Type 1 diabetes is characterized by the loss of insulin-producing 𝛽 cells in the pancreas and has largely been thought to be irreversible—until now. Newly published research suggests that there might be a cure for type 1 diabetes after all. Read on to get all the details.
Posts with Category:
Diabetes & Metabolic Syndrome
From soft drinks to yogurt, artificial sweeteners have become commonplace in the food and beverage industry and are recognized as safe by the FDA. Yet a 2014 study found that artificial sweeteners are able to alter your gut microbes, and your health as a result. Read on to learn exactly what the researchers found and how artificial sweeteners might be contributing to the modern epidemic of metabolic disease.

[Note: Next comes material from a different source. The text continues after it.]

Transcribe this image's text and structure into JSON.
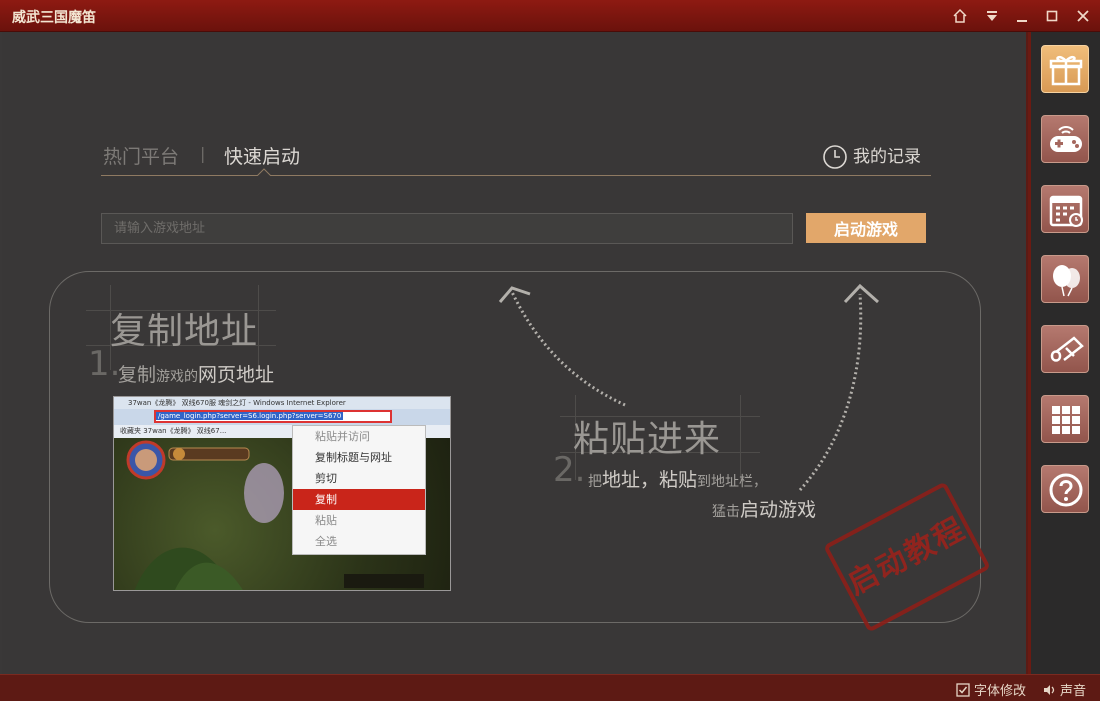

Numerous studies have linked drinking coffee with positive health effects like reduced risk of obesity, diabetes, and heart disease. However, recent research suggests that the effects of coffee on health aren’t the same for everyone, and may depend on genetics and other factors.
Antibodies to GAD are a predictor of risk and progression to the autoimmune form of diabetes. Find out what these antibodies are, how they predict your likelihood of developing diabetes, and what I recommend if you’re producing antibodies to a particular tissue.
This article is the first in an ongoing series that compares a Paleo-based diet and lifestyle with medication for the prevention and treatment of chronic disease. Stay tuned for future articles on high blood pressure, heartburn/GERD, autoimmune disease, skin disorders, and more. Insulin resistance, metabolic syndrome, and type 2 diabetes have reached epidemic proportions. In the U.S. today, someone dies from diabetes-related causes every ten seconds, and recent reports suggest that one-third of people born in 2010… Read More
This is a guest post written by staff clinician Amy Nett, MD. Meet your microbiome If you commonly read this blog, or listen to Chris’s podcast, you have undoubtedly developed an appreciation for the trillions of microbial organisms that normally inhabit a healthy small and large intestine. Most of these microbes are bacteria that have co-evolved with humans, depending on us for their survival just as we depend on them for our health and well-being.… Read More